Are you looking for love? WSU's new dating show has got you covered!...

Here to fill the “single” void in your quarantine.

WSU’s Campus Life and WSSBS “Take Me Out”. Source: https://www.facebook.com/WSSBS1/

Brought to you by Western Sydney Sports Business Society, the cheeky event “Take Me Out”, based off the hit dating TV show will be coming to WSU students in Spring Semester 2020.

 

There are many opportunities for dating at WSU; especially with females outnumberingmale students. There is a wide variety of events and student clubs for the socialites, allowing students to be as involved as much as they like – and if that’s not your scene, there’s plenty of local social hideouts for everything you could want. However, if worse comes to worst, “Take Me Out” is accepting EOIs for the show to commence after the exam period.

 

WSSBS organised the successful Black-Tie Ball event in collaboration with the SRC and WBSOS last September, so it’s no surprise that they are among the hosts of the most popular activities for students at WSU.

 

“The students demanded it so we will deliver a fun and cheeky date show whereby the contestants can have a great laugh that will provide WSU with some quality entertainment and most importantly, set some sparks amongst couples,” says President of WSSBS Nikodin Matic.

 

This demand has resulted in an astonishing 32 expressions of interest in less than 24 hours since the initial post went up along with over 80 Facebook comments. WSU students have been encouraged to keep tagging their friends who are single and are ready to mingle, and we encourage expressions from all walks of life, including straight, bisexual and gay individuals. Ideally, the show is seeking a pool of 100 students which will ensure there are enough contestants to host fortnightly events with 3-4 individual contestants.

 

A couple of Universities have hosted a dating show based on “Take Me Out” throughout Europe, and the events have always sold out. Matic has no doubt that if WSU students give this event a go, they will be back for more and this will be a regular feature of our events calendar.

 

What is ‘Take Me Out’ about?

 

A host will guide the format to allow plenty of banter and fun. The original show only has 30 females, and one guy at a time. The WSU version will rotate it fortnightly so that it switches to 30 guys and one girl presenting at a time. Matic explains how the rounds will progress throughout the show as follows;

 

Round 1

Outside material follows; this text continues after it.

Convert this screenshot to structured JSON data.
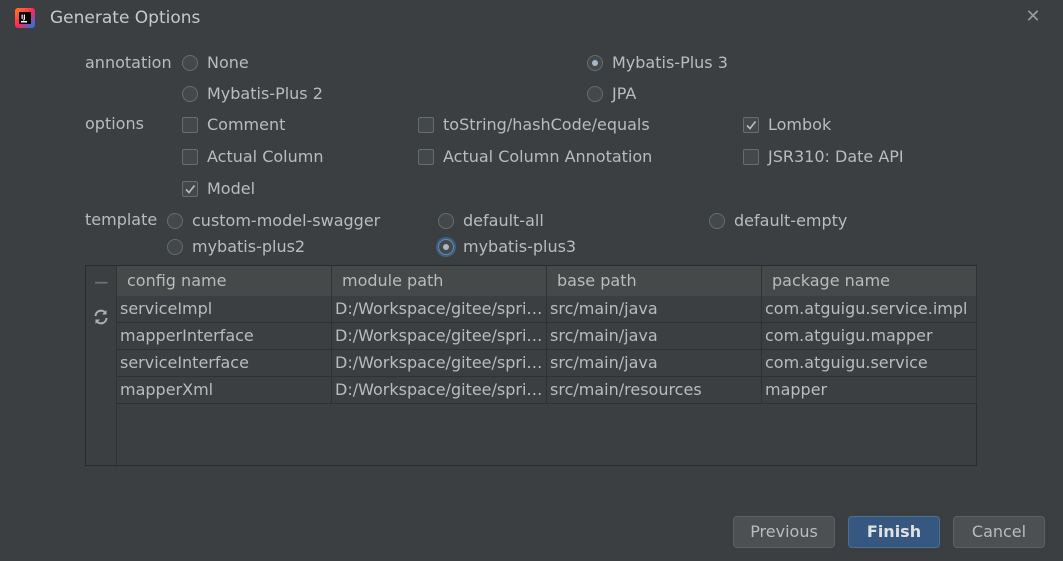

The man enters the stage while busting some moves to a song of his choice where he meets the 30 girls (flirty 30) and says his name and where he is from. The girls can then turn off their lights if they aren’t impressed. “No likey, no lighty!”

 

Round 2

A pre-recorded video is presented of the man describing his personality and interests in a comedic way. At any point during the video, the girls can turn off their lights once again. “If he is not Mr Right, turn off your light.”

Round 3

The man can then either show a skill, talent or party trick live or a pre-recorded video of his friends or family describing him more. Sometimes the family and friends throw him under the bus for a laugh and a stitch-up while other times they help him out with the ladies.

Round 4

The power is given to the man this round as he gets to turn the lights off the remaining girls until just two are left lit. Alternatively, if only one or two girls are remaining from round 3, then round 4 is skipped entirely.

Round 5 

The host then reveals an interesting fact about one of those two girls, but doesn’t disclose which girl the fact is about The man then turns one light off and takes the girl whose light he left on, out.

 

 

The audience will then get an update on how their date went a few weeks later to see if it was a success.

 

INSIGHT: Take Me Out – Damion Merry: the most embarrassing moment EVER!! (4.2.12)

WSSBS is currently in negotiation with a couple of fabulous restaurants and activity providers to sponsor the event and provide a free date for the lucky couples.

The show will be recorded on zoom and edited and shared to the student cohort if the even has to take place online. Once COVID-19 restrictions ease, the event can take place on campus where WSSBS will organise someone to record and then edit and share the footage online.

 

If you’re looking for some isolation love, have run out of swipes on Tinder or are just looking for someone to bring to family functions, so relatives stop asking about your love life – it’s a sign you should apply and see what happens. Register your interest to be part of ‘Take Me Out’ here.